- [EXERCISE PROMPT]: Please set down the records exactly, keeping every line.

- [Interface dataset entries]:
──────────
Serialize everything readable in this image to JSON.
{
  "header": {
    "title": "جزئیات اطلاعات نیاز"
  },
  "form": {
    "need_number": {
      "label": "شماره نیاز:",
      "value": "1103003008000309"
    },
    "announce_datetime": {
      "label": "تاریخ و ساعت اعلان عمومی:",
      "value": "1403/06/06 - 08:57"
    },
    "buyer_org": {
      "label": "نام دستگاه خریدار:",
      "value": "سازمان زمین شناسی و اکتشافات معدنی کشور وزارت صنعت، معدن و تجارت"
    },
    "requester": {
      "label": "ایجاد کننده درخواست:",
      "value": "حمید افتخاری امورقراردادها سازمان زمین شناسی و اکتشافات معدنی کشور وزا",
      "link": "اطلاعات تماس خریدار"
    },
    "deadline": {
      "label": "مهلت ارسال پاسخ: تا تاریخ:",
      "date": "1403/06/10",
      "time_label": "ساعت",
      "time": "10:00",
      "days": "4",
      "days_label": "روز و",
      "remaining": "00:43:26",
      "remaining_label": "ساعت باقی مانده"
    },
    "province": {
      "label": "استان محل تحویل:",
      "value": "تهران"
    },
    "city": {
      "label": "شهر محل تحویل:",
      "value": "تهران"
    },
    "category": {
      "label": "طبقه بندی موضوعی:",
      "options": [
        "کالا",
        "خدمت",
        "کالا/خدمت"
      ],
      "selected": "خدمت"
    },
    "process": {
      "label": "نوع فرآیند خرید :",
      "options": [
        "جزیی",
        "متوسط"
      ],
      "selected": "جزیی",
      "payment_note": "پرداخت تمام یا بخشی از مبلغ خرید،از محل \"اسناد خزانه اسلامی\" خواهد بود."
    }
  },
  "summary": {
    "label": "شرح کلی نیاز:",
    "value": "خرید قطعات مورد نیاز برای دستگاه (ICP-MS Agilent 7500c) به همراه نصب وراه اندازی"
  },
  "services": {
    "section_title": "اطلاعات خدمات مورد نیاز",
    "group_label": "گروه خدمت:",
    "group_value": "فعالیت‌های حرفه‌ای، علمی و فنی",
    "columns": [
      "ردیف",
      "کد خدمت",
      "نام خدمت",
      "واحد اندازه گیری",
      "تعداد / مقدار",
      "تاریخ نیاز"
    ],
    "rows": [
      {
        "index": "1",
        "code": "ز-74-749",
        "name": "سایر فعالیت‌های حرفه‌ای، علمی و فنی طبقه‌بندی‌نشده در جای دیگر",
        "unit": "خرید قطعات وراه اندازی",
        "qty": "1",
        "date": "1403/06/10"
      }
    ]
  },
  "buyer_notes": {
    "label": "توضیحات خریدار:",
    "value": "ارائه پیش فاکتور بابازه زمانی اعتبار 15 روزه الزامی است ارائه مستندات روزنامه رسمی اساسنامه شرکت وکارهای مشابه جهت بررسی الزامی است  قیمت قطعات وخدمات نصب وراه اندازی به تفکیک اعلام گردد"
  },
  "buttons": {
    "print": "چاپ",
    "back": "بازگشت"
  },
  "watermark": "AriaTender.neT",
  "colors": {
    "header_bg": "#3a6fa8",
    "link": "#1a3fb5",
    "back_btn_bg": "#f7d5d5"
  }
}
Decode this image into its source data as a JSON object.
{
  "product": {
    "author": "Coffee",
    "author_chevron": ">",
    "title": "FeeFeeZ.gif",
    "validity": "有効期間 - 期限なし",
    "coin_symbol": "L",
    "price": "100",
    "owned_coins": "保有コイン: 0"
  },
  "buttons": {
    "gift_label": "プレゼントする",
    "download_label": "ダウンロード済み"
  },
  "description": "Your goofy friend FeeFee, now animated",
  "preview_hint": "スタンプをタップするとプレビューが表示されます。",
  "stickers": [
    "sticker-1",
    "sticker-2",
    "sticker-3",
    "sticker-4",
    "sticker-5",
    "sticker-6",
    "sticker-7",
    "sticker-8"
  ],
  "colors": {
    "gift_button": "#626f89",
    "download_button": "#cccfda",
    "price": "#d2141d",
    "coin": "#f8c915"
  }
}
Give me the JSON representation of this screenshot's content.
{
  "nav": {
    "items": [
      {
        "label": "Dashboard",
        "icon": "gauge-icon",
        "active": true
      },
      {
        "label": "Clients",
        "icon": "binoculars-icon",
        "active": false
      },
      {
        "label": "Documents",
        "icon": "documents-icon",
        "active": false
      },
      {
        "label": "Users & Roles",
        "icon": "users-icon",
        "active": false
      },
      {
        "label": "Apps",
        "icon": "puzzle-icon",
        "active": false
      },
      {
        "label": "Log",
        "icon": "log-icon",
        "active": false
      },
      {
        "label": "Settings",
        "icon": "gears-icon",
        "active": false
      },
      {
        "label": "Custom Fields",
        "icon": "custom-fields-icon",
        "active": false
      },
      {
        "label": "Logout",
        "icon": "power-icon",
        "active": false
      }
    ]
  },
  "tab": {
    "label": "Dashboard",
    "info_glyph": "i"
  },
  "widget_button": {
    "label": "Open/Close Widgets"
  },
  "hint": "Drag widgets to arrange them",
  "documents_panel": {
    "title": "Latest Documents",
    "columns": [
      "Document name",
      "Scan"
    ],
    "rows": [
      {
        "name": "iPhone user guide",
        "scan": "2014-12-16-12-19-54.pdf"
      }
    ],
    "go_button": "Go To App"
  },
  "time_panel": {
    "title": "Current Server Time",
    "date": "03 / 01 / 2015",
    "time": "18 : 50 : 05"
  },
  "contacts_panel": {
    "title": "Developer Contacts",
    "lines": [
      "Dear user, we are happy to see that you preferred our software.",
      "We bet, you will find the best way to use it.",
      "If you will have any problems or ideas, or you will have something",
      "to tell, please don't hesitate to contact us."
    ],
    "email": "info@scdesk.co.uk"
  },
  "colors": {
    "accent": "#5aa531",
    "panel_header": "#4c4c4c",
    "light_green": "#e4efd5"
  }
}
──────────
- [ANSWER TO THIS TASK]:
Serialize everything readable in this image to JSON.
{
  "header": {
    "title": "جزئیات اطلاعات نیاز"
  },
  "form": {
    "need_number": {
      "label": "شماره نیاز:",
      "value": "1103003008000309"
    },
    "announce_datetime": {
      "label": "تاریخ و ساعت اعلان عمومی:",
      "value": "1403/06/06 - 08:57"
    },
    "buyer_org": {
      "label": "نام دستگاه خریدار:",
      "value": "سازمان زمین شناسی و اکتشافات معدنی کشور وزارت صنعت، معدن و تجارت"
    },
    "requester": {
      "label": "ایجاد کننده درخواست:",
      "value": "حمید افتخاری امورقراردادها سازمان زمین شناسی و اکتشافات معدنی کشور وزا",
      "link": "اطلاعات تماس خریدار"
    },
    "deadline": {
      "label": "مهلت ارسال پاسخ: تا تاریخ:",
      "date": "1403/06/10",
      "time_label": "ساعت",
      "time": "10:00",
      "days": "4",
      "days_label": "روز و",
      "remaining": "00:43:26",
      "remaining_label": "ساعت باقی مانده"
    },
    "province": {
      "label": "استان محل تحویل:",
      "value": "تهران"
    },
    "city": {
      "label": "شهر محل تحویل:",
      "value": "تهران"
    },
    "category": {
      "label": "طبقه بندی موضوعی:",
      "options": [
        "کالا",
        "خدمت",
        "کالا/خدمت"
      ],
      "selected": "خدمت"
    },
    "process": {
      "label": "نوع فرآیند خرید :",
      "options": [
        "جزیی",
        "متوسط"
      ],
      "selected": "جزیی",
      "payment_note": "پرداخت تمام یا بخشی از مبلغ خرید،از محل \"اسناد خزانه اسلامی\" خواهد بود."
    }
  },
  "summary": {
    "label": "شرح کلی نیاز:",
    "value": "خرید قطعات مورد نیاز برای دستگاه (ICP-MS Agilent 7500c) به همراه نصب وراه اندازی"
  },
  "services": {
    "section_title": "اطلاعات خدمات مورد نیاز",
    "group_label": "گروه خدمت:",
    "group_value": "فعالیت‌های حرفه‌ای، علمی و فنی",
    "columns": [
      "ردیف",
      "کد خدمت",
      "نام خدمت",
      "واحد اندازه گیری",
      "تعداد / مقدار",
      "تاریخ نیاز"
    ],
    "rows": [
      {
        "index": "1",
        "code": "ز-74-749",
        "name": "سایر فعالیت‌های حرفه‌ای، علمی و فنی طبقه‌بندی‌نشده در جای دیگر",
        "unit": "خرید قطعات وراه اندازی",
        "qty": "1",
        "date": "1403/06/10"
      }
    ]
  },
  "buyer_notes": {
    "label": "توضیحات خریدار:",
    "value": "ارائه پیش فاکتور بابازه زمانی اعتبار 15 روزه الزامی است ارائه مستندات روزنامه رسمی اساسنامه شرکت وکارهای مشابه جهت بررسی الزامی است  قیمت قطعات وخدمات نصب وراه اندازی به تفکیک اعلام گردد"
  },
  "buttons": {
    "print": "چاپ",
    "back": "بازگشت"
  },
  "watermark": "AriaTender.neT",
  "colors": {
    "header_bg": "#3a6fa8",
    "link": "#1a3fb5",
    "back_btn_bg": "#f7d5d5"
  }
}
Decode this image into its source data as a JSON object.
{
  "product": {
    "author": "Coffee",
    "author_chevron": ">",
    "title": "FeeFeeZ.gif",
    "validity": "有効期間 - 期限なし",
    "coin_symbol": "L",
    "price": "100",
    "owned_coins": "保有コイン: 0"
  },
  "buttons": {
    "gift_label": "プレゼントする",
    "download_label": "ダウンロード済み"
  },
  "description": "Your goofy friend FeeFee, now animated",
  "preview_hint": "スタンプをタップするとプレビューが表示されます。",
  "stickers": [
    "sticker-1",
    "sticker-2",
    "sticker-3",
    "sticker-4",
    "sticker-5",
    "sticker-6",
    "sticker-7",
    "sticker-8"
  ],
  "colors": {
    "gift_button": "#626f89",
    "download_button": "#cccfda",
    "price": "#d2141d",
    "coin": "#f8c915"
  }
}
Give me the JSON representation of this screenshot's content.
{
  "nav": {
    "items": [
      {
        "label": "Dashboard",
        "icon": "gauge-icon",
        "active": true
      },
      {
        "label": "Clients",
        "icon": "binoculars-icon",
        "active": false
      },
      {
        "label": "Documents",
        "icon": "documents-icon",
        "active": false
      },
      {
        "label": "Users & Roles",
        "icon": "users-icon",
        "active": false
      },
      {
        "label": "Apps",
        "icon": "puzzle-icon",
        "active": false
      },
      {
        "label": "Log",
        "icon": "log-icon",
        "active": false
      },
      {
        "label": "Settings",
        "icon": "gears-icon",
        "active": false
      },
      {
        "label": "Custom Fields",
        "icon": "custom-fields-icon",
        "active": false
      },
      {
        "label": "Logout",
        "icon": "power-icon",
        "active": false
      }
    ]
  },
  "tab": {
    "label": "Dashboard",
    "info_glyph": "i"
  },
  "widget_button": {
    "label": "Open/Close Widgets"
  },
  "hint": "Drag widgets to arrange them",
  "documents_panel": {
    "title": "Latest Documents",
    "columns": [
      "Document name",
      "Scan"
    ],
    "rows": [
      {
        "name": "iPhone user guide",
        "scan": "2014-12-16-12-19-54.pdf"
      }
    ],
    "go_button": "Go To App"
  },
  "time_panel": {
    "title": "Current Server Time",
    "date": "03 / 01 / 2015",
    "time": "18 : 50 : 05"
  },
  "contacts_panel": {
    "title": "Developer Contacts",
    "lines": [
      "Dear user, we are happy to see that you preferred our software.",
      "We bet, you will find the best way to use it.",
      "If you will have any problems or ideas, or you will have something",
      "to tell, please don't hesitate to contact us."
    ],
    "email": "info@scdesk.co.uk"
  },
  "colors": {
    "accent": "#5aa531",
    "panel_header": "#4c4c4c",
    "light_green": "#e4efd5"
  }
}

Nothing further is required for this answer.